*** Opening Data for this exercise ***

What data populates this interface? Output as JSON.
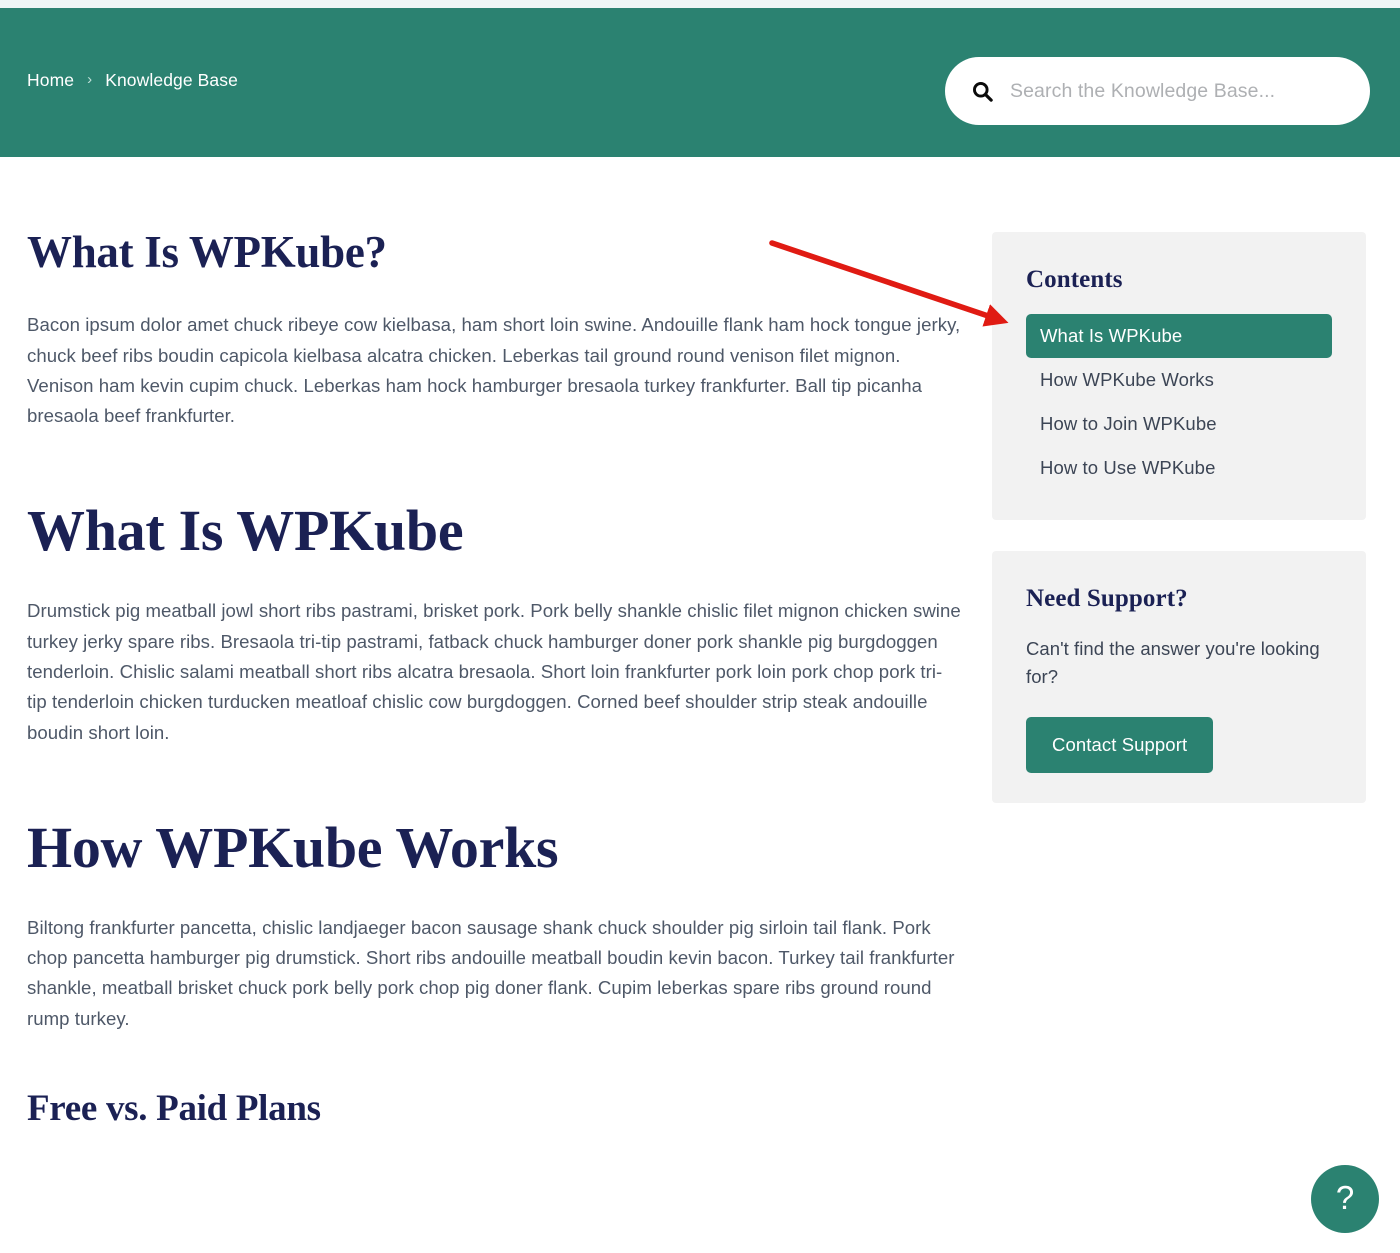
{
  "header": {
    "background_color": "#2b8271",
    "breadcrumb": {
      "home_label": "Home",
      "separator": "›",
      "current_label": "Knowledge Base"
    },
    "search": {
      "icon": "search-icon",
      "placeholder": "Search the Knowledge Base...",
      "value": ""
    }
  },
  "article": {
    "title": "What Is WPKube?",
    "sections": [
      {
        "level": "h1",
        "heading": "What Is WPKube?",
        "body": "Bacon ipsum dolor amet chuck ribeye cow kielbasa, ham short loin swine. Andouille flank ham hock tongue jerky, chuck beef ribs boudin capicola kielbasa alcatra chicken. Leberkas tail ground round venison filet mignon. Venison ham kevin cupim chuck. Leberkas ham hock hamburger bresaola turkey frankfurter. Ball tip picanha bresaola beef frankfurter."
      },
      {
        "level": "h2",
        "heading": "What Is WPKube",
        "body": "Drumstick pig meatball jowl short ribs pastrami, brisket pork. Pork belly shankle chislic filet mignon chicken swine turkey jerky spare ribs. Bresaola tri-tip pastrami, fatback chuck hamburger doner pork shankle pig burgdoggen tenderloin. Chislic salami meatball short ribs alcatra bresaola. Short loin frankfurter pork loin pork chop pork tri-tip tenderloin chicken turducken meatloaf chislic cow burgdoggen. Corned beef shoulder strip steak andouille boudin short loin."
      },
      {
        "level": "h2",
        "heading": "How WPKube Works",
        "body": "Biltong frankfurter pancetta, chislic landjaeger bacon sausage shank chuck shoulder pig sirloin tail flank. Pork chop pancetta hamburger pig drumstick. Short ribs andouille meatball boudin kevin bacon. Turkey tail frankfurter shankle, meatball brisket chuck pork belly pork chop pig doner flank. Cupim leberkas spare ribs ground round rump turkey."
      },
      {
        "level": "h3",
        "heading": "Free vs. Paid Plans",
        "body": ""
      }
    ]
  },
  "sidebar": {
    "contents": {
      "title": "Contents",
      "items": [
        {
          "label": "What Is WPKube",
          "active": true
        },
        {
          "label": "How WPKube Works",
          "active": false
        },
        {
          "label": "How to Join WPKube",
          "active": false
        },
        {
          "label": "How to Use WPKube",
          "active": false
        }
      ]
    },
    "support": {
      "title": "Need Support?",
      "text": "Can't find the answer you're looking for?",
      "button_label": "Contact Support"
    }
  },
  "annotation": {
    "type": "arrow",
    "color": "#e01b13",
    "points_to": "contents-item-active"
  },
  "help_button": {
    "label": "?",
    "color": "#2b8271"
  },
  "colors": {
    "brand_teal": "#2b8271",
    "heading_navy": "#1b2154",
    "body_gray": "#4e5868",
    "card_bg": "#f2f2f2",
    "annotation_red": "#e01b13"
  }
}
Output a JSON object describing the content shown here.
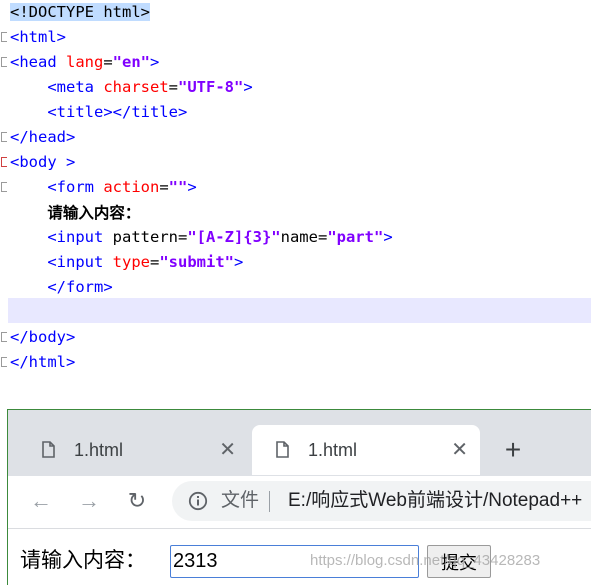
{
  "editor": {
    "lines": [
      {
        "parts": [
          {
            "k": "p",
            "t": "<!DOCTYPE html>",
            "sel": true
          }
        ]
      },
      {
        "parts": [
          {
            "k": "t",
            "t": "<html>"
          }
        ]
      },
      {
        "parts": [
          {
            "k": "t",
            "t": "<head "
          },
          {
            "k": "a",
            "t": "lang"
          },
          {
            "k": "p",
            "t": "="
          },
          {
            "k": "v",
            "t": "\"en\""
          },
          {
            "k": "t",
            "t": ">"
          }
        ]
      },
      {
        "parts": [
          {
            "k": "p",
            "t": "    "
          },
          {
            "k": "t",
            "t": "<meta "
          },
          {
            "k": "a",
            "t": "charset"
          },
          {
            "k": "p",
            "t": "="
          },
          {
            "k": "v",
            "t": "\"UTF-8\""
          },
          {
            "k": "t",
            "t": ">"
          }
        ]
      },
      {
        "parts": [
          {
            "k": "p",
            "t": "    "
          },
          {
            "k": "t",
            "t": "<title></title>"
          }
        ]
      },
      {
        "parts": [
          {
            "k": "t",
            "t": "</head>"
          }
        ]
      },
      {
        "parts": [
          {
            "k": "t",
            "t": "<body >"
          }
        ]
      },
      {
        "parts": [
          {
            "k": "p",
            "t": "    "
          },
          {
            "k": "t",
            "t": "<form "
          },
          {
            "k": "a",
            "t": "action"
          },
          {
            "k": "p",
            "t": "="
          },
          {
            "k": "v",
            "t": "\"\""
          },
          {
            "k": "t",
            "t": ">"
          }
        ]
      },
      {
        "parts": [
          {
            "k": "p",
            "t": "    "
          },
          {
            "k": "zh",
            "t": "请输入内容："
          }
        ]
      },
      {
        "parts": [
          {
            "k": "p",
            "t": "    "
          },
          {
            "k": "t",
            "t": "<input "
          },
          {
            "k": "p",
            "t": "pattern="
          },
          {
            "k": "v",
            "t": "\"[A-Z]{3}\""
          },
          {
            "k": "p",
            "t": "name="
          },
          {
            "k": "v",
            "t": "\"part\""
          },
          {
            "k": "t",
            "t": ">"
          }
        ]
      },
      {
        "parts": [
          {
            "k": "p",
            "t": "    "
          },
          {
            "k": "t",
            "t": "<input "
          },
          {
            "k": "a",
            "t": "type"
          },
          {
            "k": "p",
            "t": "="
          },
          {
            "k": "v",
            "t": "\"submit\""
          },
          {
            "k": "t",
            "t": ">"
          }
        ]
      },
      {
        "parts": [
          {
            "k": "p",
            "t": "    "
          },
          {
            "k": "t",
            "t": "</form>"
          }
        ]
      },
      {
        "parts": [
          {
            "k": "p",
            "t": ""
          }
        ]
      },
      {
        "parts": [
          {
            "k": "t",
            "t": "</body>"
          }
        ]
      },
      {
        "parts": [
          {
            "k": "t",
            "t": "</html>"
          }
        ]
      }
    ],
    "colors": {
      "tag": "#0000ff",
      "attr": "#ff0000",
      "value": "#8000ff",
      "current_line": "#e8e8ff",
      "selection": "#c0dcff"
    }
  },
  "browser": {
    "tabs": [
      {
        "title": "1.html",
        "close": "✕",
        "active": false
      },
      {
        "title": "1.html",
        "close": "✕",
        "active": true
      }
    ],
    "new_tab": "+",
    "back": "←",
    "forward": "→",
    "reload": "↻",
    "chip": "文件",
    "url": "E:/响应式Web前端设计/Notepad++",
    "page": {
      "label": "请输入内容：",
      "input_value": "2313",
      "submit_label": "提交"
    },
    "watermark": "https://blog.csdn.net/qq_43428283"
  }
}
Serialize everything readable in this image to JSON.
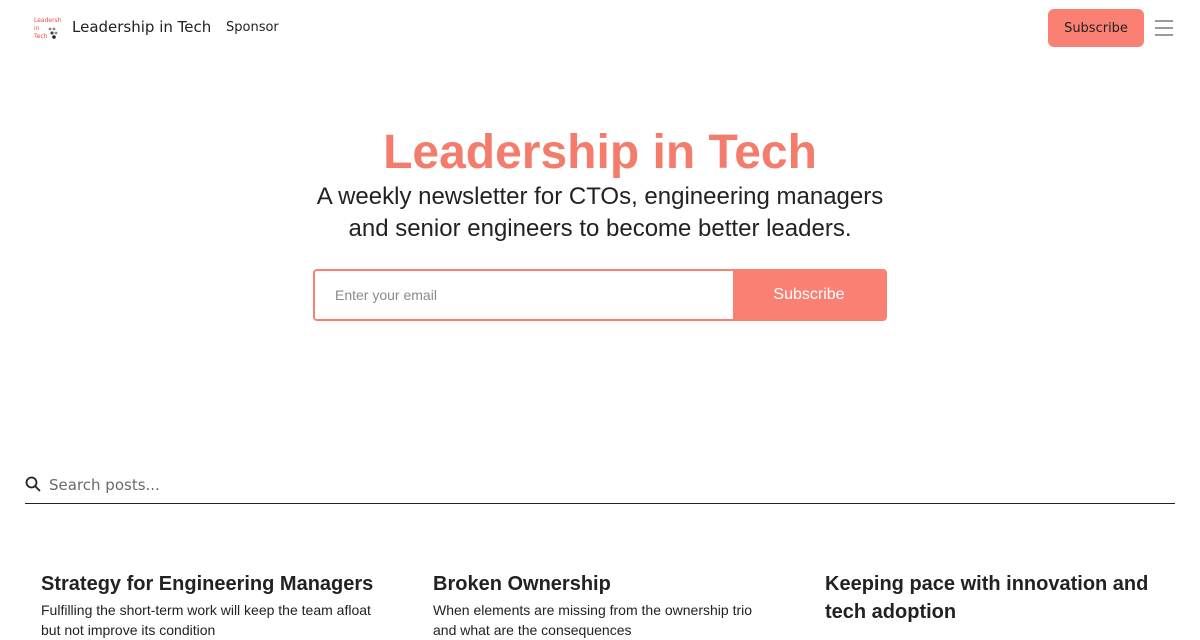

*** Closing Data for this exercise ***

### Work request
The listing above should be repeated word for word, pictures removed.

### Response area
What data populates this interface? Output as JSON.
{
  "header": {
    "background_color": "#2b8271",
    "breadcrumb": {
      "home_label": "Home",
      "separator": "›",
      "current_label": "Knowledge Base"
    },
    "search": {
      "icon": "search-icon",
      "placeholder": "Search the Knowledge Base...",
      "value": ""
    }
  },
  "article": {
    "title": "What Is WPKube?",
    "sections": [
      {
        "level": "h1",
        "heading": "What Is WPKube?",
        "body": "Bacon ipsum dolor amet chuck ribeye cow kielbasa, ham short loin swine. Andouille flank ham hock tongue jerky, chuck beef ribs boudin capicola kielbasa alcatra chicken. Leberkas tail ground round venison filet mignon. Venison ham kevin cupim chuck. Leberkas ham hock hamburger bresaola turkey frankfurter. Ball tip picanha bresaola beef frankfurter."
      },
      {
        "level": "h2",
        "heading": "What Is WPKube",
        "body": "Drumstick pig meatball jowl short ribs pastrami, brisket pork. Pork belly shankle chislic filet mignon chicken swine turkey jerky spare ribs. Bresaola tri-tip pastrami, fatback chuck hamburger doner pork shankle pig burgdoggen tenderloin. Chislic salami meatball short ribs alcatra bresaola. Short loin frankfurter pork loin pork chop pork tri-tip tenderloin chicken turducken meatloaf chislic cow burgdoggen. Corned beef shoulder strip steak andouille boudin short loin."
      },
      {
        "level": "h2",
        "heading": "How WPKube Works",
        "body": "Biltong frankfurter pancetta, chislic landjaeger bacon sausage shank chuck shoulder pig sirloin tail flank. Pork chop pancetta hamburger pig drumstick. Short ribs andouille meatball boudin kevin bacon. Turkey tail frankfurter shankle, meatball brisket chuck pork belly pork chop pig doner flank. Cupim leberkas spare ribs ground round rump turkey."
      },
      {
        "level": "h3",
        "heading": "Free vs. Paid Plans",
        "body": ""
      }
    ]
  },
  "sidebar": {
    "contents": {
      "title": "Contents",
      "items": [
        {
          "label": "What Is WPKube",
          "active": true
        },
        {
          "label": "How WPKube Works",
          "active": false
        },
        {
          "label": "How to Join WPKube",
          "active": false
        },
        {
          "label": "How to Use WPKube",
          "active": false
        }
      ]
    },
    "support": {
      "title": "Need Support?",
      "text": "Can't find the answer you're looking for?",
      "button_label": "Contact Support"
    }
  },
  "annotation": {
    "type": "arrow",
    "color": "#e01b13",
    "points_to": "contents-item-active"
  },
  "help_button": {
    "label": "?",
    "color": "#2b8271"
  },
  "colors": {
    "brand_teal": "#2b8271",
    "heading_navy": "#1b2154",
    "body_gray": "#4e5868",
    "card_bg": "#f2f2f2",
    "annotation_red": "#e01b13"
  }
}
Output a JSON object describing the content shown here.
{
  "editor": {
    "lines": [
      {
        "parts": [
          {
            "k": "p",
            "t": "<!DOCTYPE html>",
            "sel": true
          }
        ]
      },
      {
        "parts": [
          {
            "k": "t",
            "t": "<html>"
          }
        ]
      },
      {
        "parts": [
          {
            "k": "t",
            "t": "<head "
          },
          {
            "k": "a",
            "t": "lang"
          },
          {
            "k": "p",
            "t": "="
          },
          {
            "k": "v",
            "t": "\"en\""
          },
          {
            "k": "t",
            "t": ">"
          }
        ]
      },
      {
        "parts": [
          {
            "k": "p",
            "t": "    "
          },
          {
            "k": "t",
            "t": "<meta "
          },
          {
            "k": "a",
            "t": "charset"
          },
          {
            "k": "p",
            "t": "="
          },
          {
            "k": "v",
            "t": "\"UTF-8\""
          },
          {
            "k": "t",
            "t": ">"
          }
        ]
      },
      {
        "parts": [
          {
            "k": "p",
            "t": "    "
          },
          {
            "k": "t",
            "t": "<title></title>"
          }
        ]
      },
      {
        "parts": [
          {
            "k": "t",
            "t": "</head>"
          }
        ]
      },
      {
        "parts": [
          {
            "k": "t",
            "t": "<body >"
          }
        ]
      },
      {
        "parts": [
          {
            "k": "p",
            "t": "    "
          },
          {
            "k": "t",
            "t": "<form "
          },
          {
            "k": "a",
            "t": "action"
          },
          {
            "k": "p",
            "t": "="
          },
          {
            "k": "v",
            "t": "\"\""
          },
          {
            "k": "t",
            "t": ">"
          }
        ]
      },
      {
        "parts": [
          {
            "k": "p",
            "t": "    "
          },
          {
            "k": "zh",
            "t": "请输入内容："
          }
        ]
      },
      {
        "parts": [
          {
            "k": "p",
            "t": "    "
          },
          {
            "k": "t",
            "t": "<input "
          },
          {
            "k": "p",
            "t": "pattern="
          },
          {
            "k": "v",
            "t": "\"[A-Z]{3}\""
          },
          {
            "k": "p",
            "t": "name="
          },
          {
            "k": "v",
            "t": "\"part\""
          },
          {
            "k": "t",
            "t": ">"
          }
        ]
      },
      {
        "parts": [
          {
            "k": "p",
            "t": "    "
          },
          {
            "k": "t",
            "t": "<input "
          },
          {
            "k": "a",
            "t": "type"
          },
          {
            "k": "p",
            "t": "="
          },
          {
            "k": "v",
            "t": "\"submit\""
          },
          {
            "k": "t",
            "t": ">"
          }
        ]
      },
      {
        "parts": [
          {
            "k": "p",
            "t": "    "
          },
          {
            "k": "t",
            "t": "</form>"
          }
        ]
      },
      {
        "parts": [
          {
            "k": "p",
            "t": ""
          }
        ]
      },
      {
        "parts": [
          {
            "k": "t",
            "t": "</body>"
          }
        ]
      },
      {
        "parts": [
          {
            "k": "t",
            "t": "</html>"
          }
        ]
      }
    ],
    "colors": {
      "tag": "#0000ff",
      "attr": "#ff0000",
      "value": "#8000ff",
      "current_line": "#e8e8ff",
      "selection": "#c0dcff"
    }
  },
  "browser": {
    "tabs": [
      {
        "title": "1.html",
        "close": "✕",
        "active": false
      },
      {
        "title": "1.html",
        "close": "✕",
        "active": true
      }
    ],
    "new_tab": "+",
    "back": "←",
    "forward": "→",
    "reload": "↻",
    "chip": "文件",
    "url": "E:/响应式Web前端设计/Notepad++",
    "page": {
      "label": "请输入内容：",
      "input_value": "2313",
      "submit_label": "提交"
    },
    "watermark": "https://blog.csdn.net/qq_43428283"
  }
}
Serialize everything readable in this image to JSON.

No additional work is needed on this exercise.